**What you should do**: Find how many lines in the material below contain the word "forward" and give only that number.

**Data shown**:
== Segment start ==

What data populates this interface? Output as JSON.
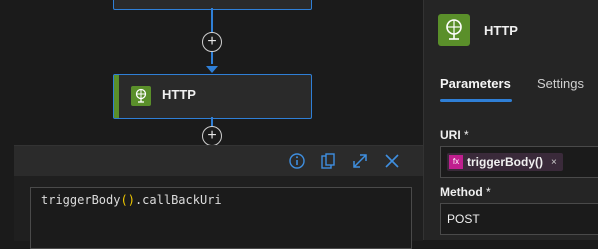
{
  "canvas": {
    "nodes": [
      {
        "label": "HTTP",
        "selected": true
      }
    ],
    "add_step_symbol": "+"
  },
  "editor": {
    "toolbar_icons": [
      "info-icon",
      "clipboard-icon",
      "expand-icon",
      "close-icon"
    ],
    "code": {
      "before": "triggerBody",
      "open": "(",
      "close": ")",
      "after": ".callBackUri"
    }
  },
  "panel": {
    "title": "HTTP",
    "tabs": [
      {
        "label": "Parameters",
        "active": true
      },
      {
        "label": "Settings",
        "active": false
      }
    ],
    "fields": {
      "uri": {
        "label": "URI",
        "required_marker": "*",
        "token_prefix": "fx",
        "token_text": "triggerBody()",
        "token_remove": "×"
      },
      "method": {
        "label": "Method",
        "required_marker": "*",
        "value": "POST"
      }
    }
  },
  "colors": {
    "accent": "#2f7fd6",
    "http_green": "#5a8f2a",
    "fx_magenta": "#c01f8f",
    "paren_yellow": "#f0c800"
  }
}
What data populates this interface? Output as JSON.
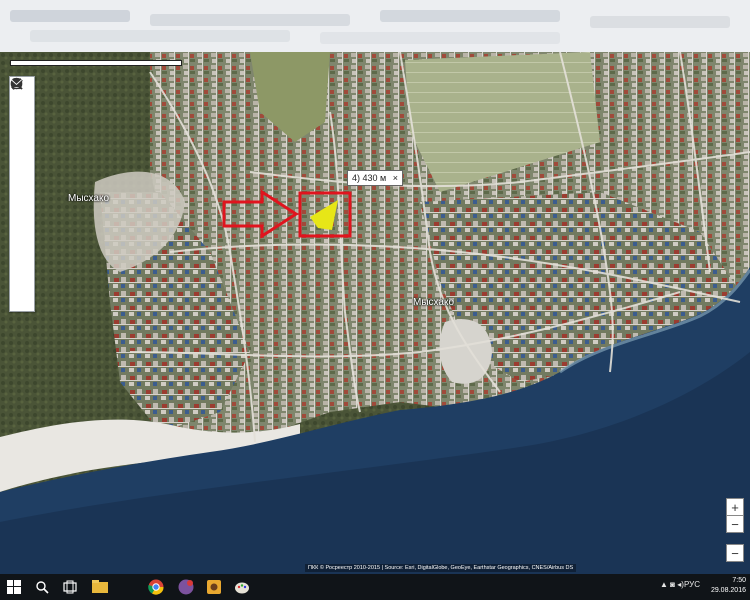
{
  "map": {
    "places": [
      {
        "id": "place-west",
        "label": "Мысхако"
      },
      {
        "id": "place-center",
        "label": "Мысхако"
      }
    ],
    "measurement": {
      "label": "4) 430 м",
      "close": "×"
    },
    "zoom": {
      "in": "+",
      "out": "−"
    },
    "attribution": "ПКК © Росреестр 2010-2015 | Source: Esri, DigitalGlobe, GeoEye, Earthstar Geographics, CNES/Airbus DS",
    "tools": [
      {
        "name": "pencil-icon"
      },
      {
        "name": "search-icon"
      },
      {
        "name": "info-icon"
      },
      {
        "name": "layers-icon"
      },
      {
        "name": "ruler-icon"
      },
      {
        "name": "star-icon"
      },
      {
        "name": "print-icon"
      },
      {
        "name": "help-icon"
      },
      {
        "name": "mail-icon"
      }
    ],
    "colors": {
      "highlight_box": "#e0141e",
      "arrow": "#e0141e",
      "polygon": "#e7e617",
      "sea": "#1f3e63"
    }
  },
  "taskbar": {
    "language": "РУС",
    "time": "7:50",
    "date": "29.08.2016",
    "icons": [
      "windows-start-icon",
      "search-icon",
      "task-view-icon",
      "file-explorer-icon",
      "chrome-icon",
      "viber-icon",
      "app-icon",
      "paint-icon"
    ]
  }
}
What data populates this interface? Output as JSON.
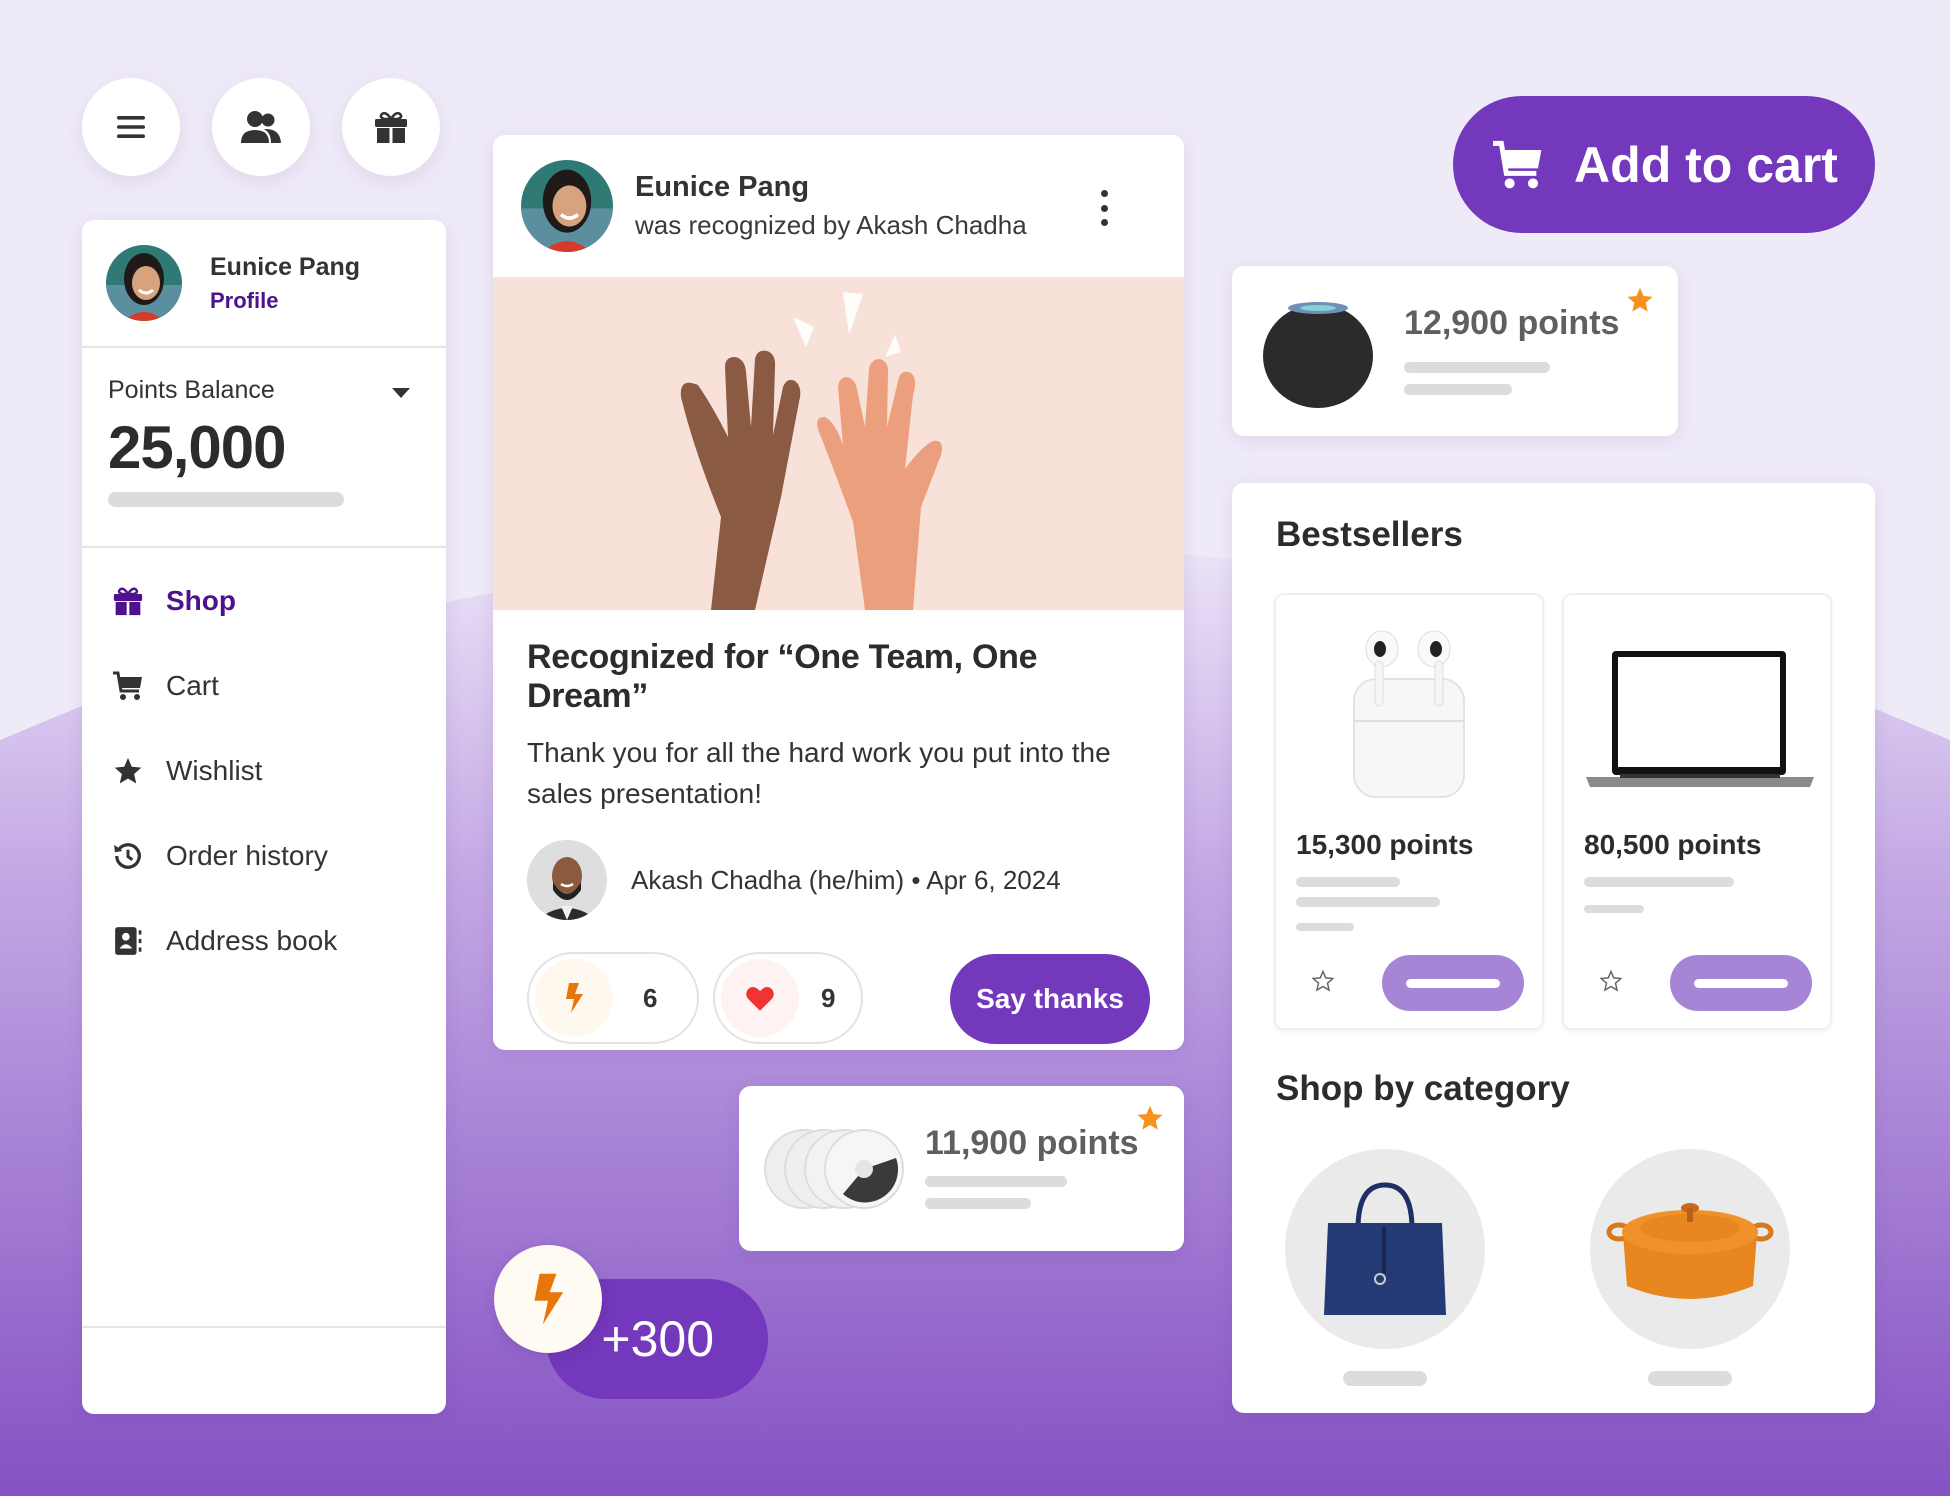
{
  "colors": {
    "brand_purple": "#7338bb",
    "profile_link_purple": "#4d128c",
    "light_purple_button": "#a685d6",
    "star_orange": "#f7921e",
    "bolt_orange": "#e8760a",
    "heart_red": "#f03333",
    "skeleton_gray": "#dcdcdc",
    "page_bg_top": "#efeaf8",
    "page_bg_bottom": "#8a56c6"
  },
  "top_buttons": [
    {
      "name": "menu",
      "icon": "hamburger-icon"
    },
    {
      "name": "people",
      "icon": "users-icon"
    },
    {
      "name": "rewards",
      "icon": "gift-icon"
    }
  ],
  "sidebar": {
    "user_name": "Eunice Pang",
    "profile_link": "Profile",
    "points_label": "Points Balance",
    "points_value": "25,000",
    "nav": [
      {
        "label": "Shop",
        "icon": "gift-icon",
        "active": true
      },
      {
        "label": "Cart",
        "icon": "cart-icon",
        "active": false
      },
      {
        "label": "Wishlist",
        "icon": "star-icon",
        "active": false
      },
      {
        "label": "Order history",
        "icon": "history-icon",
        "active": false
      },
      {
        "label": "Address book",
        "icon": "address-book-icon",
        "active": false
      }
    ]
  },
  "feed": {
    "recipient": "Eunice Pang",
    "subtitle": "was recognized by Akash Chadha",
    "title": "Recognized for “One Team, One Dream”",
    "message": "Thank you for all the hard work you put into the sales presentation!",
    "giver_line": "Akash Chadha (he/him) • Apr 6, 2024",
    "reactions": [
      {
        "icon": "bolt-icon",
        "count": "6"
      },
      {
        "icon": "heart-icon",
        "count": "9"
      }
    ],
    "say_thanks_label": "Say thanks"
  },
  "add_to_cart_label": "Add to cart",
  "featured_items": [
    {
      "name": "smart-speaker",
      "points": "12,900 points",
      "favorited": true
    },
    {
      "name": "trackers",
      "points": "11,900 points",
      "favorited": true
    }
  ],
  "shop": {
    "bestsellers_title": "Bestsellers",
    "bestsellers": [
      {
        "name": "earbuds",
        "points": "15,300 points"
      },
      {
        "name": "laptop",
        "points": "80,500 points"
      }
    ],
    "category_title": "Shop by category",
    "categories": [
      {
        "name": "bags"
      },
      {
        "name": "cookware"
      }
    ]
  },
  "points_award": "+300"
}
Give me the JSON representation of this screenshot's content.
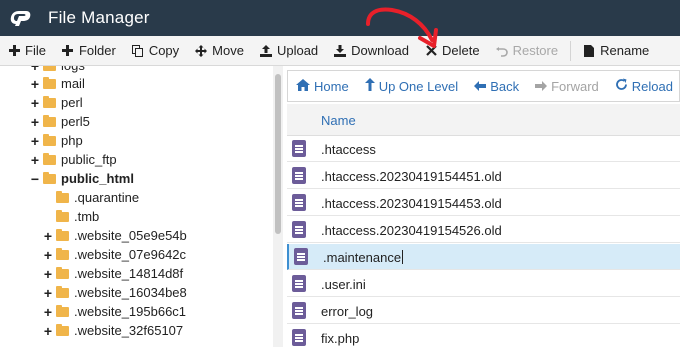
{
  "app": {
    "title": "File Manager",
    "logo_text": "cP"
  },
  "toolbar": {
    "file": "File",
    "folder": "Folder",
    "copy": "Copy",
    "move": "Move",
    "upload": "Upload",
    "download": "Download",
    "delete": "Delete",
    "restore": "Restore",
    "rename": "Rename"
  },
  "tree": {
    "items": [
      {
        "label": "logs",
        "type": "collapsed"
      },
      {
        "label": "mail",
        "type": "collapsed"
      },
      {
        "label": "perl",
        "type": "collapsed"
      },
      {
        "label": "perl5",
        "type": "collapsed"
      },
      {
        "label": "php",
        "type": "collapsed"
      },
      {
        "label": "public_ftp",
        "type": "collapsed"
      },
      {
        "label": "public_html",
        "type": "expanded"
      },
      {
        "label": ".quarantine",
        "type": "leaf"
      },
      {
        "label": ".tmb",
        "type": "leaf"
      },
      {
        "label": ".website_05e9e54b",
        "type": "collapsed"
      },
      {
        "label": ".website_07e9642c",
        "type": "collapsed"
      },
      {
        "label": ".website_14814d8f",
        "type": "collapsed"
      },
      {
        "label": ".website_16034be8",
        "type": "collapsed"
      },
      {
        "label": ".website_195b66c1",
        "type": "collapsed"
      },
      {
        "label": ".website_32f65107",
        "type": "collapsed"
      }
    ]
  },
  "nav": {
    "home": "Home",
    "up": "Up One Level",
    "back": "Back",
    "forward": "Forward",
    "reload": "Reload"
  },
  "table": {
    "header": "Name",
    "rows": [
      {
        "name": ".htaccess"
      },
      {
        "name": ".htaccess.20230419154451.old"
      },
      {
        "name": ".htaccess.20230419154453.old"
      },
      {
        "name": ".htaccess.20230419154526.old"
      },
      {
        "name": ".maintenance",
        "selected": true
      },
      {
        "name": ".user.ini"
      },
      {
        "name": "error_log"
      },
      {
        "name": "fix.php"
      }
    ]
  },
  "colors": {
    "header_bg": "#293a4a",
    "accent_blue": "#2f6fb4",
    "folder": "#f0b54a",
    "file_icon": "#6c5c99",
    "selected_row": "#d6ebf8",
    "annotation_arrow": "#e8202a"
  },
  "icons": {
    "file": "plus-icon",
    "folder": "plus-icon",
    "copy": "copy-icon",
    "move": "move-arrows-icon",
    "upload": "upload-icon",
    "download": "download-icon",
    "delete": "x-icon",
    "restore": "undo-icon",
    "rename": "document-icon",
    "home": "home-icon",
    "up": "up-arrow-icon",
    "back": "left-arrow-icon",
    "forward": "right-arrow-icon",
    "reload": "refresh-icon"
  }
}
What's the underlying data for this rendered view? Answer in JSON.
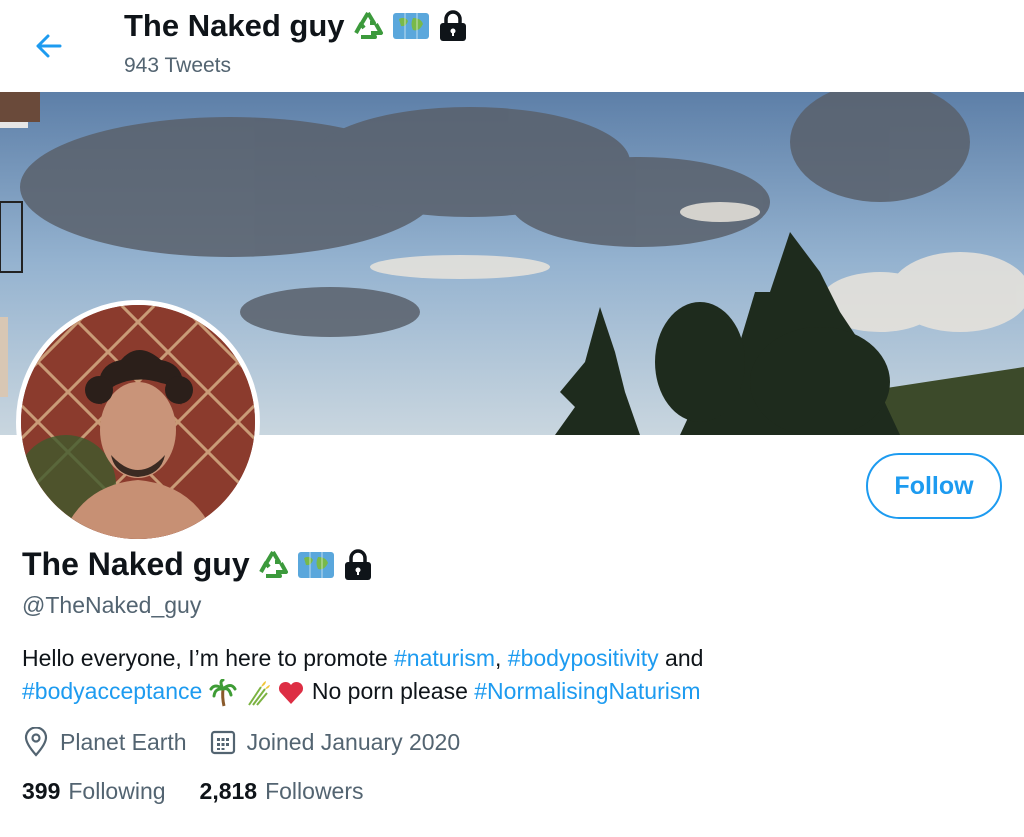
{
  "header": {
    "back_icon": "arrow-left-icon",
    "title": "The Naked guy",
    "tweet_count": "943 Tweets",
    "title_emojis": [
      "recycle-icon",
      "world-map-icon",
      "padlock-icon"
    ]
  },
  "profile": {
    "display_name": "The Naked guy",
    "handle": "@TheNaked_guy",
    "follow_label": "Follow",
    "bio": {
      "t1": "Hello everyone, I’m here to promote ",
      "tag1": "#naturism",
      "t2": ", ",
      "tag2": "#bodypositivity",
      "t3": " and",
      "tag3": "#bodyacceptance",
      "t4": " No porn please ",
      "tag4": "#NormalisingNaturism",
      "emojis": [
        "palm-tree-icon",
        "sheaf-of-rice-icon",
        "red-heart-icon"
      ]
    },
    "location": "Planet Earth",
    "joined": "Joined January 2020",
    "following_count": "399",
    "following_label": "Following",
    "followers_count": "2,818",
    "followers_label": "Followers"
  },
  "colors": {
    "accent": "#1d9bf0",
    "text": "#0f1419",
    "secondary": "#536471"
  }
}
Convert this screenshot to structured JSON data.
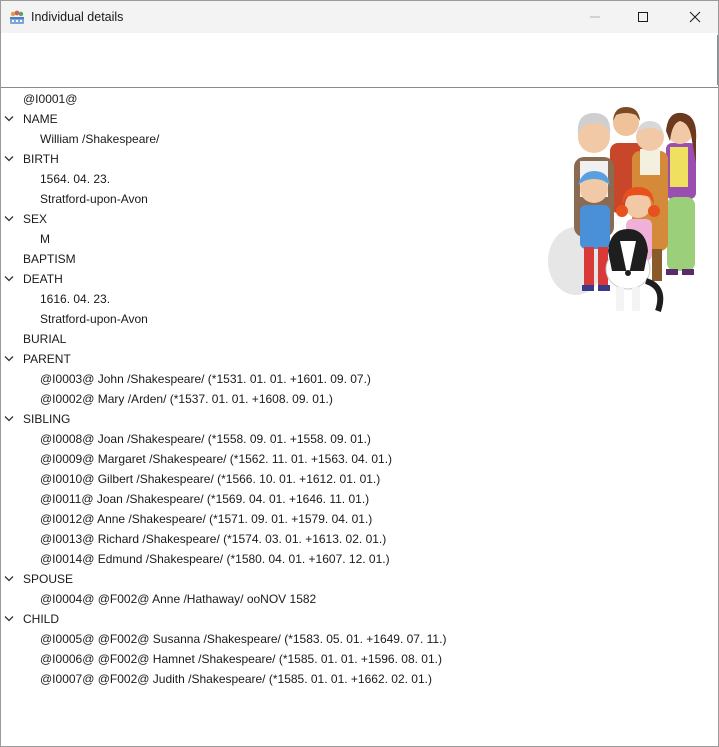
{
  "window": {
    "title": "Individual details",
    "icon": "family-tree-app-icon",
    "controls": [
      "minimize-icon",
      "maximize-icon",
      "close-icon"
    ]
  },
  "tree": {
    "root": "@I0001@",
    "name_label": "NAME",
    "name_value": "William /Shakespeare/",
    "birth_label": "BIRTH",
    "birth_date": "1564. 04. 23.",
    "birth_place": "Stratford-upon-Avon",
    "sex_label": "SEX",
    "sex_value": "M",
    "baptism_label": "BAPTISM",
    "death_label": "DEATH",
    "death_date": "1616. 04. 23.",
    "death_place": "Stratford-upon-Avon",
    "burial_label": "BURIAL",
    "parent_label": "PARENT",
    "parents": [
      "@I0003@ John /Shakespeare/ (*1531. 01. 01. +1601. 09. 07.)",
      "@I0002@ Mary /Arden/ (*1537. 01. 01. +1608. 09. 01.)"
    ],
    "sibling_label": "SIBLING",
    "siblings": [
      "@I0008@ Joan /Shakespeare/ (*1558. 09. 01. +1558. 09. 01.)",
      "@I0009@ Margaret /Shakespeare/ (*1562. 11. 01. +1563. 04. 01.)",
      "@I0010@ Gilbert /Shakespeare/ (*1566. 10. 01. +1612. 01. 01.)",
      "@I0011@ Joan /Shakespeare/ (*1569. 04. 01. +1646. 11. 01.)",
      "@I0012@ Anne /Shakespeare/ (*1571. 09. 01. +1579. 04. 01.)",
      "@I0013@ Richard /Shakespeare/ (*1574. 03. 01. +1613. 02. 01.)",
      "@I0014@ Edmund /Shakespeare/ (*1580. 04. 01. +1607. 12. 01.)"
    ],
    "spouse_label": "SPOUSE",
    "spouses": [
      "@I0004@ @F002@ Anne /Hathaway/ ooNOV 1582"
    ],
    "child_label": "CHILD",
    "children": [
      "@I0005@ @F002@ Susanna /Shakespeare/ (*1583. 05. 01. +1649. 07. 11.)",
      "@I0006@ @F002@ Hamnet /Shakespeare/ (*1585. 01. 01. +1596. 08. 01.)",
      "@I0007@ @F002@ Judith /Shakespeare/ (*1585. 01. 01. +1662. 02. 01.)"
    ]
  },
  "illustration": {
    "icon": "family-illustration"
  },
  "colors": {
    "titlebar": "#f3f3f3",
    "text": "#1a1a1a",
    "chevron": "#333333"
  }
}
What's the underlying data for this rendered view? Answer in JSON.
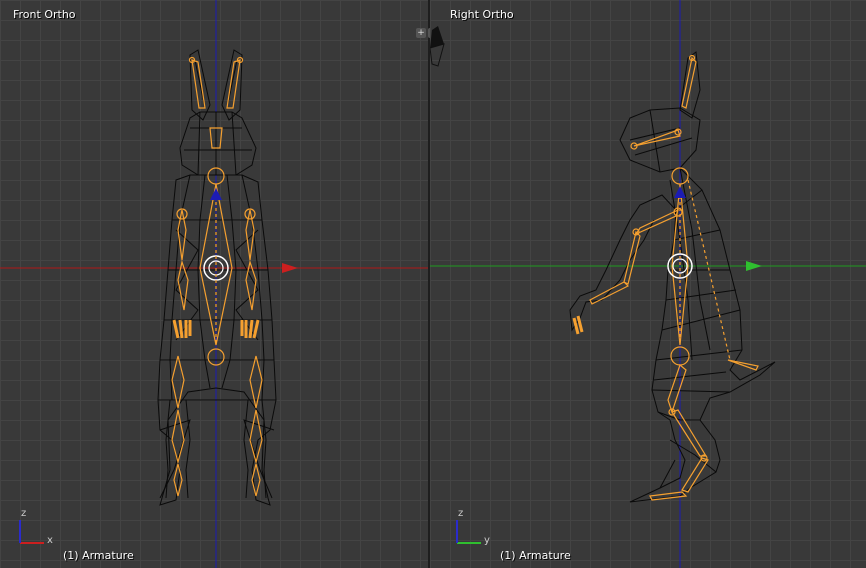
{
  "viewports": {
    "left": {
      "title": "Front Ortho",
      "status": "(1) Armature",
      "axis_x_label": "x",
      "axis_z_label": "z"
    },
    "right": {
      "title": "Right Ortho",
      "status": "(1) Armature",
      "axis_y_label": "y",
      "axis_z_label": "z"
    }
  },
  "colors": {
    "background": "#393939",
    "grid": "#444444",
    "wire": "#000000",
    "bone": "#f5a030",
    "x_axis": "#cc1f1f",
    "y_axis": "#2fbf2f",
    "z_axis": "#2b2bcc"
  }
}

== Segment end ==

**Response box**: 2